WHAT IS EXPECTED
From the records, pick out and copy each line containing "nビブラート".

Data records for software interfaces
---+---

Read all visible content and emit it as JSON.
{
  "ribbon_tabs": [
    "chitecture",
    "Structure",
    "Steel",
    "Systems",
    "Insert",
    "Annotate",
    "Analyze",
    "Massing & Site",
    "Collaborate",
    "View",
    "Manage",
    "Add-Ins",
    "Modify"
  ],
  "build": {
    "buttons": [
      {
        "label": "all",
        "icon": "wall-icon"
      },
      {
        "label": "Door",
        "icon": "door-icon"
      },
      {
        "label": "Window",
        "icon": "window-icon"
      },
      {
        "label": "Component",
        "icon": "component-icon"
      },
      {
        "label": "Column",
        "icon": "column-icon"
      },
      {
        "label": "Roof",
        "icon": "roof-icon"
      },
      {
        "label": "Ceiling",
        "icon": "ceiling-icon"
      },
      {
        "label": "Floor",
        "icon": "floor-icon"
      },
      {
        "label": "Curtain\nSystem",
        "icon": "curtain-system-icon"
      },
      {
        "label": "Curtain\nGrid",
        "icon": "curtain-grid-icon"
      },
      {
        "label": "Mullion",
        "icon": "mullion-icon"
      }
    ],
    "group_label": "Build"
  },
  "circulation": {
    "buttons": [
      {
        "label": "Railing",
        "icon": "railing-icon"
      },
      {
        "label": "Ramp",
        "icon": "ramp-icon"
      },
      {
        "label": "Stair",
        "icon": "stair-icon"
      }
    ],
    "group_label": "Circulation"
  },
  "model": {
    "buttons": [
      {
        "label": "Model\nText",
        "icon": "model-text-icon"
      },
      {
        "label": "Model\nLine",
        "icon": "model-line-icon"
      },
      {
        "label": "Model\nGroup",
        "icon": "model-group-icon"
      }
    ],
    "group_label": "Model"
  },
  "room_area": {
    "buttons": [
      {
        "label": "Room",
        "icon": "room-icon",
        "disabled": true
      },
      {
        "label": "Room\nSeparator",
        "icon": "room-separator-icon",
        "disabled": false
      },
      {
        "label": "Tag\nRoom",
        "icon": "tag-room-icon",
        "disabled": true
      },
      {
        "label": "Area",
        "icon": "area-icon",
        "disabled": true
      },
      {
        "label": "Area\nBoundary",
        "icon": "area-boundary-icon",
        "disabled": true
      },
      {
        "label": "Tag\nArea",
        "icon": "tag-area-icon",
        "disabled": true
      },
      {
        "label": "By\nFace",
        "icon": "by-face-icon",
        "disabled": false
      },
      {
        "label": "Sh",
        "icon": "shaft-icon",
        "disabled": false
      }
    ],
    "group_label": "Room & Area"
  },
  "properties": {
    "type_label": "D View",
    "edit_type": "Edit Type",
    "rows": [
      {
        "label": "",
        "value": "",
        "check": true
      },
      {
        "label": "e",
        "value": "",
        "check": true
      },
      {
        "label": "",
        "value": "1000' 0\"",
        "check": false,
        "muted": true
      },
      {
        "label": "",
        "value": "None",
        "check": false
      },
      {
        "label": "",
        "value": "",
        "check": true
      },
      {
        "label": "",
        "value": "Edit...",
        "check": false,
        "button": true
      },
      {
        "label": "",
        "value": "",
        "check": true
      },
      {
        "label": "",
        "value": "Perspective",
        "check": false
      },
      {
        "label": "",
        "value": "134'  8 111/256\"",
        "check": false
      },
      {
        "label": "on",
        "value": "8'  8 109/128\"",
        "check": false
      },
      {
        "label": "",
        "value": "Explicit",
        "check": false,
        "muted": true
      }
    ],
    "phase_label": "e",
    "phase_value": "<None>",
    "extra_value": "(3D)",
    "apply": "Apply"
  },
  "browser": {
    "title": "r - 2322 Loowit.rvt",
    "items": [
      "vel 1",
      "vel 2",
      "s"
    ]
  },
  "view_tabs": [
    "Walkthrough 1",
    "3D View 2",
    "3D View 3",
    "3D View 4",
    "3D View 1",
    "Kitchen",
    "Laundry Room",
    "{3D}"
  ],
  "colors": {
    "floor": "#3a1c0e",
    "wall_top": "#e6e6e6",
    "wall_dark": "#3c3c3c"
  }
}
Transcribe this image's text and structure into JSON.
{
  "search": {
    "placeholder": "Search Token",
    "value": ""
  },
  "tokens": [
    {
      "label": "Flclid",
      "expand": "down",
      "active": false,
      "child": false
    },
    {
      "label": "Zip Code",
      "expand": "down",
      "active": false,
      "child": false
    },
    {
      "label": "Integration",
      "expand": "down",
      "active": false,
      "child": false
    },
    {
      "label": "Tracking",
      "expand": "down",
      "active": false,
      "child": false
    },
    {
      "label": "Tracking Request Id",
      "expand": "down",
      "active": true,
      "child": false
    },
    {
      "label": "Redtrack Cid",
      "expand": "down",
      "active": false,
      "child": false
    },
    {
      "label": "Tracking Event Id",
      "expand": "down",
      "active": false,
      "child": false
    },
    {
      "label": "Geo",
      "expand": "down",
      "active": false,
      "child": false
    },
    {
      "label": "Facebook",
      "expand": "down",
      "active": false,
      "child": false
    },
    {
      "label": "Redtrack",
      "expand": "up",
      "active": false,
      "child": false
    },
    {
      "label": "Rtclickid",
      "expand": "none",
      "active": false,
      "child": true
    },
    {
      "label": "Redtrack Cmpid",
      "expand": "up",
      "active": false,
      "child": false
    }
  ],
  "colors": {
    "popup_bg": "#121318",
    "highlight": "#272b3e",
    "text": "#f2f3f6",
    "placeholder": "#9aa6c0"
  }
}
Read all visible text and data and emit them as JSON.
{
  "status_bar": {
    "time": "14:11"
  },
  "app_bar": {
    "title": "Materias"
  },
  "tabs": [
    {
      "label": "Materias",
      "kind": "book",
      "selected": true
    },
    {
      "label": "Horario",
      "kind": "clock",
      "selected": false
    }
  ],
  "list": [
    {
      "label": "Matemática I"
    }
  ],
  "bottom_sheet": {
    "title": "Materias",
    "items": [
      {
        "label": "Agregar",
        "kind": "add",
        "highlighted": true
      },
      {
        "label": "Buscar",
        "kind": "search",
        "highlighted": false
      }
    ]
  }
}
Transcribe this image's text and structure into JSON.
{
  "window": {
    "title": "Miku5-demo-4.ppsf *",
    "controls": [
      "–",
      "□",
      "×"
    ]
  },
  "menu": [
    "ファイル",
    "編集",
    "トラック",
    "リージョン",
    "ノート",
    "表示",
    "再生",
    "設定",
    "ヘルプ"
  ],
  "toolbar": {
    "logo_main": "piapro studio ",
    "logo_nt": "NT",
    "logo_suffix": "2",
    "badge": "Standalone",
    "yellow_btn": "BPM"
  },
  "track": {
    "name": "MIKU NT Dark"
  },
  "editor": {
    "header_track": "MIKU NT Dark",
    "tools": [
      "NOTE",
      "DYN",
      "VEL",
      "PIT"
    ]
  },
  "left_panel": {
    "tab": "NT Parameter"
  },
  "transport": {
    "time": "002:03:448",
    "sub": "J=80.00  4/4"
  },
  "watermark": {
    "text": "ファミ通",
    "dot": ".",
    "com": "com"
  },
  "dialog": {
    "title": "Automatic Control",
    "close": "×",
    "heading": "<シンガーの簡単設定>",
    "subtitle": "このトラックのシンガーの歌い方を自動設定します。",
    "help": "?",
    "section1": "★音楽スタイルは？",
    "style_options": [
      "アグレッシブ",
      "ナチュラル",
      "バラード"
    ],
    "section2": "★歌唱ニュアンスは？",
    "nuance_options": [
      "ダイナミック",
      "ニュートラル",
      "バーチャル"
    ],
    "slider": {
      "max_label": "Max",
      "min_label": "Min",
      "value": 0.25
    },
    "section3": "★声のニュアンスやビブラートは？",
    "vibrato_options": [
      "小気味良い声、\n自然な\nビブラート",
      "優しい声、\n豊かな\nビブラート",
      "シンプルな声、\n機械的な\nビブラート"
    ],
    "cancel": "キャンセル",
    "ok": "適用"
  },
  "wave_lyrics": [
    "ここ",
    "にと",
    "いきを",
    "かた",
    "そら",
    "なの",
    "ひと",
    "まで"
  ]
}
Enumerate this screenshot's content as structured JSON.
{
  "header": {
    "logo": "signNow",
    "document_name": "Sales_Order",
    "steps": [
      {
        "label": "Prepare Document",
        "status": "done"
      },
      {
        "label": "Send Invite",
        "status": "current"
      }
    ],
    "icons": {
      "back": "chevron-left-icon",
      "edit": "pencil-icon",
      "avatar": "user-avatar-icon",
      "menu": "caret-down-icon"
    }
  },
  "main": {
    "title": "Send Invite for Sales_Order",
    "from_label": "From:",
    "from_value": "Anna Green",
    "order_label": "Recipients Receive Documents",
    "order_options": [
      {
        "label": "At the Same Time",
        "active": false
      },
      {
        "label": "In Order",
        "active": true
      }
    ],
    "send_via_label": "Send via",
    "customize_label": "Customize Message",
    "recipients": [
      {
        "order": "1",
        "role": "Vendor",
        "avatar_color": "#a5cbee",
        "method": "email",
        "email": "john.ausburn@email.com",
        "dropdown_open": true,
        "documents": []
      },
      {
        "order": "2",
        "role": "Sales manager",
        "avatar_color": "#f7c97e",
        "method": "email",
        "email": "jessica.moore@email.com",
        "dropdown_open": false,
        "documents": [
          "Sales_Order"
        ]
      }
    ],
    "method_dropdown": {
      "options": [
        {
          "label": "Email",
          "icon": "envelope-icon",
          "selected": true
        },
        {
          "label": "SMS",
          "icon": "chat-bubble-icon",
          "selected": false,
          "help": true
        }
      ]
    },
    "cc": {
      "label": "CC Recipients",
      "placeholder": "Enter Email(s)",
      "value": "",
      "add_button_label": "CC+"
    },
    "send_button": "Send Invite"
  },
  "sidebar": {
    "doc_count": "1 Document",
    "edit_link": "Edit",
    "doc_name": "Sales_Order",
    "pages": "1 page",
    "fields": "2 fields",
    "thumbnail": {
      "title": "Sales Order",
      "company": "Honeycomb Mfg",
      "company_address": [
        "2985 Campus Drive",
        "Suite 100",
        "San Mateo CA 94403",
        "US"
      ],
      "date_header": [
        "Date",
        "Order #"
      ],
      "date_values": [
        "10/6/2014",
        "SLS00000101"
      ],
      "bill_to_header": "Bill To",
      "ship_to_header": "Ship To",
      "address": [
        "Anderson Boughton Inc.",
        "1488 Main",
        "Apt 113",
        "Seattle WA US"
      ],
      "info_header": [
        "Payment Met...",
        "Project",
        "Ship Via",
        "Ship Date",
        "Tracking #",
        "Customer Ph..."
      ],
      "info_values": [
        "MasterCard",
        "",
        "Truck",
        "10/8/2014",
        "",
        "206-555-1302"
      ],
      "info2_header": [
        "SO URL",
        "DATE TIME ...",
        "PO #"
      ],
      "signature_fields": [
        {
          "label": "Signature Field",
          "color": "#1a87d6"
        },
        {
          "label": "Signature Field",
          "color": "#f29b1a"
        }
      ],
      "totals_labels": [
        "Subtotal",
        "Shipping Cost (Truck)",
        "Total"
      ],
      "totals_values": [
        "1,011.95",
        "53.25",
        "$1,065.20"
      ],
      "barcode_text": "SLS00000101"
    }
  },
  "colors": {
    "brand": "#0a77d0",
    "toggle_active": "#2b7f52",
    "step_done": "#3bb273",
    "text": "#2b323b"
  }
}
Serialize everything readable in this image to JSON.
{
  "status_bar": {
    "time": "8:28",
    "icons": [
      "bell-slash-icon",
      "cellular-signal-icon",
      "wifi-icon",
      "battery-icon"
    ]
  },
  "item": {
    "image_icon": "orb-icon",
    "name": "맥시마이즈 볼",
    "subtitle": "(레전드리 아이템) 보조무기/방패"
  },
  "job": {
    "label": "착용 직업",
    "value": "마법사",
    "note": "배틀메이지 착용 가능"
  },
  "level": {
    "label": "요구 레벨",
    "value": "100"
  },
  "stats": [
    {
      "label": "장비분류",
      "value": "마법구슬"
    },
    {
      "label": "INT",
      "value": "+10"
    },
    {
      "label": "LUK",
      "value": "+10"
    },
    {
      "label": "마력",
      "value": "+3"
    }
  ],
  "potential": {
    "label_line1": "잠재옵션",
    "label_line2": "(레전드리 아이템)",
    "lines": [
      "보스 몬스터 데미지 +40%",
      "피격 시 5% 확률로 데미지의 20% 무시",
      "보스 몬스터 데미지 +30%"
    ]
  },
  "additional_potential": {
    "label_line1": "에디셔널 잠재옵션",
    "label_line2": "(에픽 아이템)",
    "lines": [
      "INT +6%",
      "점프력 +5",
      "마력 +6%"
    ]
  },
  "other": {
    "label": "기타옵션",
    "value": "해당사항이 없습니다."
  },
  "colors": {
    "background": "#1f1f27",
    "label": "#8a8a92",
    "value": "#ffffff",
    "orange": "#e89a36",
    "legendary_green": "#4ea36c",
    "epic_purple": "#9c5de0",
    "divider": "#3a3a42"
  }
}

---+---

WRITTEN REPLY
      "小気味良い声、\n自然な\nビブラート",
      "優しい声、\n豊かな\nビブラート",
      "シンプルな声、\n機械的な\nビブラート"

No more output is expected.